* Exercise aim: Go over each line of the entries below, count those with "http", and give only the count.

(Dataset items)
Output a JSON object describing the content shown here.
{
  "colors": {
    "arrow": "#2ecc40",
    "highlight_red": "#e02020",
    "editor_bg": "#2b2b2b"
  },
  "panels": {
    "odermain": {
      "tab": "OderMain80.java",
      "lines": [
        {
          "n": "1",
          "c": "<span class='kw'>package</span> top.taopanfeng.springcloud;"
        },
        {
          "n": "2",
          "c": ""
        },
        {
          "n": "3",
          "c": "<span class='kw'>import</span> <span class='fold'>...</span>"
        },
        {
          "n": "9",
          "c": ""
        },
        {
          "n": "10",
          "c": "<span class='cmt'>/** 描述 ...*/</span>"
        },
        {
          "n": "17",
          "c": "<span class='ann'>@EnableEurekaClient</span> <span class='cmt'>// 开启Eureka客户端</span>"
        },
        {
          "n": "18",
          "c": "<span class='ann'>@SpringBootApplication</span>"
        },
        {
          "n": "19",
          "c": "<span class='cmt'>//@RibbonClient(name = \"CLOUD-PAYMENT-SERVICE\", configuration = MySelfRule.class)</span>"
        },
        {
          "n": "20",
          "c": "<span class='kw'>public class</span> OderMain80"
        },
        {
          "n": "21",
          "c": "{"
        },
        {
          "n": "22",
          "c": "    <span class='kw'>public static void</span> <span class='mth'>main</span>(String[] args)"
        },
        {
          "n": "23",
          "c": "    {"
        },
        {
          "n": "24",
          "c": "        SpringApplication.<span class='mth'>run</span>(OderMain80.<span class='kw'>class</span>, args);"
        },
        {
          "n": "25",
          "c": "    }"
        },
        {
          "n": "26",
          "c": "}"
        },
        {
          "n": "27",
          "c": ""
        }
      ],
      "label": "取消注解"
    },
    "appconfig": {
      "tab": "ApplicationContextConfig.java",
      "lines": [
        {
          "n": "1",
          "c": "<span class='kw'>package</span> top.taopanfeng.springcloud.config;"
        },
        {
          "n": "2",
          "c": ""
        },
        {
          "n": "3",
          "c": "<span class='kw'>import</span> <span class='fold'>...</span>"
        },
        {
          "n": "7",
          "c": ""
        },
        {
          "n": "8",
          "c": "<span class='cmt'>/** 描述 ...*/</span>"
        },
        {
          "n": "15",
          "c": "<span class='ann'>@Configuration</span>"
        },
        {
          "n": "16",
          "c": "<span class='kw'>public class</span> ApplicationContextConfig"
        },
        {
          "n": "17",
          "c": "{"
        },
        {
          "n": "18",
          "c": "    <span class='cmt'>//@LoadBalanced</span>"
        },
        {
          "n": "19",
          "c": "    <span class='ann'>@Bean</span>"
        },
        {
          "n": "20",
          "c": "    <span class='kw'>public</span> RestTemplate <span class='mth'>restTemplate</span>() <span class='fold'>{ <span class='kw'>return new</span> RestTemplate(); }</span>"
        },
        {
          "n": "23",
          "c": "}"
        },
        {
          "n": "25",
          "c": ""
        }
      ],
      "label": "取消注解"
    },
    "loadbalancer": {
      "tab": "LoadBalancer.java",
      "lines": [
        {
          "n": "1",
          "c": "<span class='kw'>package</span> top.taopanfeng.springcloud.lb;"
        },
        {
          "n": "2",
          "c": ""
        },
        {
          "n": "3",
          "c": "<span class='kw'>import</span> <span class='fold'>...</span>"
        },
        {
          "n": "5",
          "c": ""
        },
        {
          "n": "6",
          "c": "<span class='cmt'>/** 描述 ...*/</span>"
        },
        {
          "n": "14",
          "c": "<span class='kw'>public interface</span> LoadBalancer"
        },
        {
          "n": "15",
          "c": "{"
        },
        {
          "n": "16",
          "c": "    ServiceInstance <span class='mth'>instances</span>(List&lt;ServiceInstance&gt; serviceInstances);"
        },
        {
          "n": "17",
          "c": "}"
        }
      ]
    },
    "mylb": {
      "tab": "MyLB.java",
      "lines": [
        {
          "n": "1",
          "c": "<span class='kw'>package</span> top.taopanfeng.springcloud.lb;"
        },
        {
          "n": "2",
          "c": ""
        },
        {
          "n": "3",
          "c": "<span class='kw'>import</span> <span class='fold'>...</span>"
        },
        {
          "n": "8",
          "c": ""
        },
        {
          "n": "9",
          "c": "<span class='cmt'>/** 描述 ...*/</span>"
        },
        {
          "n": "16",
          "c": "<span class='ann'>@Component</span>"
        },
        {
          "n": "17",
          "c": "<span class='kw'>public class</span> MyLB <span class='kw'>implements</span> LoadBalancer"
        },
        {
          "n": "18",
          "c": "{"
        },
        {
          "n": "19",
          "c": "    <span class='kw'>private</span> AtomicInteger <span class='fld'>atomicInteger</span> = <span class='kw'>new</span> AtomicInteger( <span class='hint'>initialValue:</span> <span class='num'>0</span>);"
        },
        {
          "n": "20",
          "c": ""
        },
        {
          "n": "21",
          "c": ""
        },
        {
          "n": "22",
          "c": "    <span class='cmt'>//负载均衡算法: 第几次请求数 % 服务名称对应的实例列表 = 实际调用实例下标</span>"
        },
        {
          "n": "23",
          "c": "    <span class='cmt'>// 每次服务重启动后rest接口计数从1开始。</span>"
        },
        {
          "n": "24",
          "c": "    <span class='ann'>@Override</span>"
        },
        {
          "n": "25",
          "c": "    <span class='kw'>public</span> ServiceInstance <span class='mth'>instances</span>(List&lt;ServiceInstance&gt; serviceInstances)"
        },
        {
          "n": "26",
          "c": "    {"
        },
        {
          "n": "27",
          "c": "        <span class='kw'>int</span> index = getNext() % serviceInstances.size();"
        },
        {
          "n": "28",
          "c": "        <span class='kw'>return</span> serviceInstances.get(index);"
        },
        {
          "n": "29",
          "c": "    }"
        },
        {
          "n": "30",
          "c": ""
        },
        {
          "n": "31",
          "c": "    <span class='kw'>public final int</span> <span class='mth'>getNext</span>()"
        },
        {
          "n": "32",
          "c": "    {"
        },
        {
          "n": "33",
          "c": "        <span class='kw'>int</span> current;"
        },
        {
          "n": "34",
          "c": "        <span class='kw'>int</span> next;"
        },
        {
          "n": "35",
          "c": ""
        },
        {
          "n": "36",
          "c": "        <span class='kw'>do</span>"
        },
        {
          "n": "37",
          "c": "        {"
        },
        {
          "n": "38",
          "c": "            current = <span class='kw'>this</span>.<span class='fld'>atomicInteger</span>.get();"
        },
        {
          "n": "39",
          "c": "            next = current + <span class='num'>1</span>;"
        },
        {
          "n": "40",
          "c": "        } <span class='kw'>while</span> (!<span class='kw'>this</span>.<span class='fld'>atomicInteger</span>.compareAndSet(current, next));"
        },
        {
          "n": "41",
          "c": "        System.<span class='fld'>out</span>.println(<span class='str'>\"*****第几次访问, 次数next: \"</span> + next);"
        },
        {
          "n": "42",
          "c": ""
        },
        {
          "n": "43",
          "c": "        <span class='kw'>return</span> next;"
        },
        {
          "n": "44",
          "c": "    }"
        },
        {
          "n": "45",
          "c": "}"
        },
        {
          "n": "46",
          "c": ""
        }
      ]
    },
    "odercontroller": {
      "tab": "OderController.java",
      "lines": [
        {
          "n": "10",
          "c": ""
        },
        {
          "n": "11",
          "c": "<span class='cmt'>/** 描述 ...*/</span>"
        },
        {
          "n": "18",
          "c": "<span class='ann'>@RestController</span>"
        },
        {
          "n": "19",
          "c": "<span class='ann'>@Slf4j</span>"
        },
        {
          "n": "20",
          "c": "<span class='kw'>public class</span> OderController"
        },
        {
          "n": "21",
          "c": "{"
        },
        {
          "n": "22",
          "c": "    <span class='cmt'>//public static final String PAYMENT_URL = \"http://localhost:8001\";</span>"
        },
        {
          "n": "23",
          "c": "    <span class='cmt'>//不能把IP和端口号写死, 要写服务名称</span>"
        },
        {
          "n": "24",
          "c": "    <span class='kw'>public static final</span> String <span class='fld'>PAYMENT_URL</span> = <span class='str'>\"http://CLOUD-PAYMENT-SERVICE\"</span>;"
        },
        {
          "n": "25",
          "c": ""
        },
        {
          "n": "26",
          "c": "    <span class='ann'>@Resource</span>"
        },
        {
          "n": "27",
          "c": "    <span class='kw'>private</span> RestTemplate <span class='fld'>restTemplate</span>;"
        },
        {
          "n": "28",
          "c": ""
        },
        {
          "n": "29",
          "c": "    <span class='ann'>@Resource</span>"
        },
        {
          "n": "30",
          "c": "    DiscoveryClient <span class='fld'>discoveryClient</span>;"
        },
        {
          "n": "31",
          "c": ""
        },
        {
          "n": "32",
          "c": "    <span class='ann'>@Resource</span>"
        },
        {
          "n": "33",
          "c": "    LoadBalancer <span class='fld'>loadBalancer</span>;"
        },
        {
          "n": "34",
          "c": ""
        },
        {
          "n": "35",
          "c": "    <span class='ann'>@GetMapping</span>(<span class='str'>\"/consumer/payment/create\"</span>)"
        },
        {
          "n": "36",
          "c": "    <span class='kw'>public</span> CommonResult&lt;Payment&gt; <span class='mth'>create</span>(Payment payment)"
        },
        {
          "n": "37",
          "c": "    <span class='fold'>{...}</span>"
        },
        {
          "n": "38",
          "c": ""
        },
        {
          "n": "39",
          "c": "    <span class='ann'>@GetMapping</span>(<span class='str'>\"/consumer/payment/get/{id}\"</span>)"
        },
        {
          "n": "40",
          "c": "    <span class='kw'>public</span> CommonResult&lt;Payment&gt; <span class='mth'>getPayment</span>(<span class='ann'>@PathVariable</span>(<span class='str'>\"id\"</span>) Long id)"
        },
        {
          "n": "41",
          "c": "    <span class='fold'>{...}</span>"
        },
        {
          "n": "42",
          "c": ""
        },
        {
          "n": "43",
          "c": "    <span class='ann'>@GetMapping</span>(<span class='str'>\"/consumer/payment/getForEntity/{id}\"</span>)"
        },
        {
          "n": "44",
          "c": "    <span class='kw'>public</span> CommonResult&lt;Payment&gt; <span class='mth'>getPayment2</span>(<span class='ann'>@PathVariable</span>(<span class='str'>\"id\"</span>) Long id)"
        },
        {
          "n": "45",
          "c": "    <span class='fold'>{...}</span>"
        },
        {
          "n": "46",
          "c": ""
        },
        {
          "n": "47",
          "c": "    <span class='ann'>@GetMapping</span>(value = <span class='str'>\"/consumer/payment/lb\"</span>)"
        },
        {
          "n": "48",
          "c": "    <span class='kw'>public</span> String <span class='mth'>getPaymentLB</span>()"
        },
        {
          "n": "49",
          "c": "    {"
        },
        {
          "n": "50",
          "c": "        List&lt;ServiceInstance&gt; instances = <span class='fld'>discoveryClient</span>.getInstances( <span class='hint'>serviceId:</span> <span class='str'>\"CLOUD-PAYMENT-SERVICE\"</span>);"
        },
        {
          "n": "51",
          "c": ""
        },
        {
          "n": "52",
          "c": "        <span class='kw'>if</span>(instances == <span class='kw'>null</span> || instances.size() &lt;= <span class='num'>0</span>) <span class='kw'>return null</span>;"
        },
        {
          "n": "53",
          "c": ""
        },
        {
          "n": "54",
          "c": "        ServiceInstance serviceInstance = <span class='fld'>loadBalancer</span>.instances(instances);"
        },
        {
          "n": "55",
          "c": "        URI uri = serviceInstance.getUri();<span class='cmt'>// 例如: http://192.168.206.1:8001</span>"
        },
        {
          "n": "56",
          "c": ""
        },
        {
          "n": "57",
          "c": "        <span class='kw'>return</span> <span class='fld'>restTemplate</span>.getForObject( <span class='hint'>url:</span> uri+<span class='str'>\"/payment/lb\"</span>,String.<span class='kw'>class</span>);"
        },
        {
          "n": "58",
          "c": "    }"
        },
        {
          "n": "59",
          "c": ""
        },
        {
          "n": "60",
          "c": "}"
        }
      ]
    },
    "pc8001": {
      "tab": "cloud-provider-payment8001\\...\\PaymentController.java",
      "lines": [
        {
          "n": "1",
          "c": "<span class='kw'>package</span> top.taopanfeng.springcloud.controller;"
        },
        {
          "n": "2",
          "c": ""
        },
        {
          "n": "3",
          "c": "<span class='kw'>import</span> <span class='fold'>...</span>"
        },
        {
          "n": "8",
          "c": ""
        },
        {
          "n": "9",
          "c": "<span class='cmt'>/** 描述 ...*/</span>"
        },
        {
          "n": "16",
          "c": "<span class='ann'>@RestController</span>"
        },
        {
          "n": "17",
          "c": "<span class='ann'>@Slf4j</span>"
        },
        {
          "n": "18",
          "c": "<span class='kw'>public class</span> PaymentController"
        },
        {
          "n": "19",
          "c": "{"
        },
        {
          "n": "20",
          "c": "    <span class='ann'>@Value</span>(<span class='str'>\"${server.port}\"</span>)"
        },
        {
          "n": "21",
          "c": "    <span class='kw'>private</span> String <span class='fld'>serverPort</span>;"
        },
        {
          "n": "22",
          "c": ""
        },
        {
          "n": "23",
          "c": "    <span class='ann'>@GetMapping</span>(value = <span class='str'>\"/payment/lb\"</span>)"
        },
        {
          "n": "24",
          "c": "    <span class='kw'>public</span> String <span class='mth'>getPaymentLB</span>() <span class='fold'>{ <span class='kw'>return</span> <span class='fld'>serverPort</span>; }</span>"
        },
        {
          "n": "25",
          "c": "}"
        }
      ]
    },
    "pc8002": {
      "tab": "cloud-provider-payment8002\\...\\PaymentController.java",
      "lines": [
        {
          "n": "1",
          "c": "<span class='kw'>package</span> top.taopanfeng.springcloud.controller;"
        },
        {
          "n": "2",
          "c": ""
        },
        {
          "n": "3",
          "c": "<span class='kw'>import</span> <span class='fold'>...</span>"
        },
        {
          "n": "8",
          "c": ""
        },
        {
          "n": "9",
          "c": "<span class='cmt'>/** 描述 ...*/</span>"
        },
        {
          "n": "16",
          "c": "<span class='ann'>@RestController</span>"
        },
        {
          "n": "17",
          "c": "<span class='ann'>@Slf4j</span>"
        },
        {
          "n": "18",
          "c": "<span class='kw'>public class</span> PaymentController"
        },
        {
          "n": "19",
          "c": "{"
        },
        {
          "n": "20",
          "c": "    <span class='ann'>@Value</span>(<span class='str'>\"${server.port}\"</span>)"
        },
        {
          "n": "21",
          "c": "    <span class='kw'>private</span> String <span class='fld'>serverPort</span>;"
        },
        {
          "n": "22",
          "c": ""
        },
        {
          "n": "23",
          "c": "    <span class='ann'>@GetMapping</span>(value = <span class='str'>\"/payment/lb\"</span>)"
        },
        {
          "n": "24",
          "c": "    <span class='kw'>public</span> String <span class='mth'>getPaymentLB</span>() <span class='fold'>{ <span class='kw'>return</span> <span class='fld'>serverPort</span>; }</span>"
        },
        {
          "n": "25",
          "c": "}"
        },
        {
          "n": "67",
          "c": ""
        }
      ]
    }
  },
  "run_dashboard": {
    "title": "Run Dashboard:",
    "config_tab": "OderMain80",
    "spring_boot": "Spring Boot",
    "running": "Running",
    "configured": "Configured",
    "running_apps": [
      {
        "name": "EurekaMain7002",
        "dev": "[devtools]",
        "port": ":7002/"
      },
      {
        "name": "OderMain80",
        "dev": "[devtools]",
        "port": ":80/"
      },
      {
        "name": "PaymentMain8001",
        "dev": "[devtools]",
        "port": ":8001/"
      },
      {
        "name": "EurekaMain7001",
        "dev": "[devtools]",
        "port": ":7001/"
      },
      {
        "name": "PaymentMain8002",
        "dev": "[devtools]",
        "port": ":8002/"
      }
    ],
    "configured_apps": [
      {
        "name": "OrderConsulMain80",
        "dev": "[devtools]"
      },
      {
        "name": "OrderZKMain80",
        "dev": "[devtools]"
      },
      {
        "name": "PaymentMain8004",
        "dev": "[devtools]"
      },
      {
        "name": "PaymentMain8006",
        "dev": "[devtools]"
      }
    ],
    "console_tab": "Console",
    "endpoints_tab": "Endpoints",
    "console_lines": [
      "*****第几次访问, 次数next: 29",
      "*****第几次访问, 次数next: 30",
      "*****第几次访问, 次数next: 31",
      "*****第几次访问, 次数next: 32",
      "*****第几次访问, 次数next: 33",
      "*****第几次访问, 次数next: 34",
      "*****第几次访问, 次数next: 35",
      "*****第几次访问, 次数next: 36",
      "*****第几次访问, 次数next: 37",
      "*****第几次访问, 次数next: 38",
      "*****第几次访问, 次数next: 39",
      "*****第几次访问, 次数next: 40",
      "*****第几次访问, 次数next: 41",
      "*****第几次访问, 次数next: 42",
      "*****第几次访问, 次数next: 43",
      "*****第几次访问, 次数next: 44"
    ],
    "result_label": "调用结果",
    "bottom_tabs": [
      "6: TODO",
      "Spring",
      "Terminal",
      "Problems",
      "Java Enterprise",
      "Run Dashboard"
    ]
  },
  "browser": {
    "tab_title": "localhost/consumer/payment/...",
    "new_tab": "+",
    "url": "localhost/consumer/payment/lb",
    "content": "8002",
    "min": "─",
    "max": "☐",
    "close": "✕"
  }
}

* Written solution: 3